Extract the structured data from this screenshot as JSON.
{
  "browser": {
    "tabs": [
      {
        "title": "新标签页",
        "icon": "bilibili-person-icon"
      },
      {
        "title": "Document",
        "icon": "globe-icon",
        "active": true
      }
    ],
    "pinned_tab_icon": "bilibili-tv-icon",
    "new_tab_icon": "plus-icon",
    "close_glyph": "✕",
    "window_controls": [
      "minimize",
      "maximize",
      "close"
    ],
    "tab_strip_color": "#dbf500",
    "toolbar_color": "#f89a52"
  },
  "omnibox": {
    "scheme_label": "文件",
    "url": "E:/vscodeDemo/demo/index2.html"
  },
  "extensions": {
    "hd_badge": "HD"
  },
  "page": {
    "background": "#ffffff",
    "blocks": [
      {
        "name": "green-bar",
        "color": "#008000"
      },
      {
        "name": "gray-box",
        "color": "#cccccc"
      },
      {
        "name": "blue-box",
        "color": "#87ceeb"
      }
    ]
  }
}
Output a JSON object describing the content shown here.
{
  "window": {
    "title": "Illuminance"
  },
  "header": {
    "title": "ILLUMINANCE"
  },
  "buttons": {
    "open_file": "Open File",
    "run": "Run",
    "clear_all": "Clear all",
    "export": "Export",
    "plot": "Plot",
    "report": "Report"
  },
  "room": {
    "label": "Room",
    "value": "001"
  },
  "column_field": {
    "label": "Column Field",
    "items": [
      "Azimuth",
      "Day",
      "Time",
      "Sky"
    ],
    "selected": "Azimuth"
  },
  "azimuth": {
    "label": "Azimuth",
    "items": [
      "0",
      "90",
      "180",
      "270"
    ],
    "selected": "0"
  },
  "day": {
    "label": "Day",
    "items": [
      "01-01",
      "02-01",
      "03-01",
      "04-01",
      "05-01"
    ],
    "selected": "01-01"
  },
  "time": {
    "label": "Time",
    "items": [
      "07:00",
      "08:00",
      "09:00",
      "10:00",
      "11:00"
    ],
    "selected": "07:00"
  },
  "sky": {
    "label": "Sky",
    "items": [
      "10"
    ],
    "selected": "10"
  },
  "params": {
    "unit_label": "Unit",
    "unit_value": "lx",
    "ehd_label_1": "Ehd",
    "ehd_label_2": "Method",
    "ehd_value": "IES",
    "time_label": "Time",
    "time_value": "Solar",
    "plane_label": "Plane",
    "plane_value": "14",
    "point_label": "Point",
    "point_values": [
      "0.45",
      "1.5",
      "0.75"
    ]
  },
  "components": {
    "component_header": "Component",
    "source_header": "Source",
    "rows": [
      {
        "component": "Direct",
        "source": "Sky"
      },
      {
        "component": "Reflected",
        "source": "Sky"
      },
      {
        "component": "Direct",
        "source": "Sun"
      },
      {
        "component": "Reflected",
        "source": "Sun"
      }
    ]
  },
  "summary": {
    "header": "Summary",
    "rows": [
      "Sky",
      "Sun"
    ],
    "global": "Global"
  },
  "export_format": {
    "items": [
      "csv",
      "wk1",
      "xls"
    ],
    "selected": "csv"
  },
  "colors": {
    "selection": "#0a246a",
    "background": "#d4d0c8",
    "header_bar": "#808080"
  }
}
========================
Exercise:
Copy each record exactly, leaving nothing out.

Solution to this problem:
Extract the structured data from this screenshot as JSON.
{
  "browser": {
    "tabs": [
      {
        "title": "新标签页",
        "icon": "bilibili-person-icon"
      },
      {
        "title": "Document",
        "icon": "globe-icon",
        "active": true
      }
    ],
    "pinned_tab_icon": "bilibili-tv-icon",
    "new_tab_icon": "plus-icon",
    "close_glyph": "✕",
    "window_controls": [
      "minimize",
      "maximize",
      "close"
    ],
    "tab_strip_color": "#dbf500",
    "toolbar_color": "#f89a52"
  },
  "omnibox": {
    "scheme_label": "文件",
    "url": "E:/vscodeDemo/demo/index2.html"
  },
  "extensions": {
    "hd_badge": "HD"
  },
  "page": {
    "background": "#ffffff",
    "blocks": [
      {
        "name": "green-bar",
        "color": "#008000"
      },
      {
        "name": "gray-box",
        "color": "#cccccc"
      },
      {
        "name": "blue-box",
        "color": "#87ceeb"
      }
    ]
  }
}
Output a JSON object describing the content shown here.
{
  "window": {
    "title": "Illuminance"
  },
  "header": {
    "title": "ILLUMINANCE"
  },
  "buttons": {
    "open_file": "Open File",
    "run": "Run",
    "clear_all": "Clear all",
    "export": "Export",
    "plot": "Plot",
    "report": "Report"
  },
  "room": {
    "label": "Room",
    "value": "001"
  },
  "column_field": {
    "label": "Column Field",
    "items": [
      "Azimuth",
      "Day",
      "Time",
      "Sky"
    ],
    "selected": "Azimuth"
  },
  "azimuth": {
    "label": "Azimuth",
    "items": [
      "0",
      "90",
      "180",
      "270"
    ],
    "selected": "0"
  },
  "day": {
    "label": "Day",
    "items": [
      "01-01",
      "02-01",
      "03-01",
      "04-01",
      "05-01"
    ],
    "selected": "01-01"
  },
  "time": {
    "label": "Time",
    "items": [
      "07:00",
      "08:00",
      "09:00",
      "10:00",
      "11:00"
    ],
    "selected": "07:00"
  },
  "sky": {
    "label": "Sky",
    "items": [
      "10"
    ],
    "selected": "10"
  },
  "params": {
    "unit_label": "Unit",
    "unit_value": "lx",
    "ehd_label_1": "Ehd",
    "ehd_label_2": "Method",
    "ehd_value": "IES",
    "time_label": "Time",
    "time_value": "Solar",
    "plane_label": "Plane",
    "plane_value": "14",
    "point_label": "Point",
    "point_values": [
      "0.45",
      "1.5",
      "0.75"
    ]
  },
  "components": {
    "component_header": "Component",
    "source_header": "Source",
    "rows": [
      {
        "component": "Direct",
        "source": "Sky"
      },
      {
        "component": "Reflected",
        "source": "Sky"
      },
      {
        "component": "Direct",
        "source": "Sun"
      },
      {
        "component": "Reflected",
        "source": "Sun"
      }
    ]
  },
  "summary": {
    "header": "Summary",
    "rows": [
      "Sky",
      "Sun"
    ],
    "global": "Global"
  },
  "export_format": {
    "items": [
      "csv",
      "wk1",
      "xls"
    ],
    "selected": "csv"
  },
  "colors": {
    "selection": "#0a246a",
    "background": "#d4d0c8",
    "header_bar": "#808080"
  }
}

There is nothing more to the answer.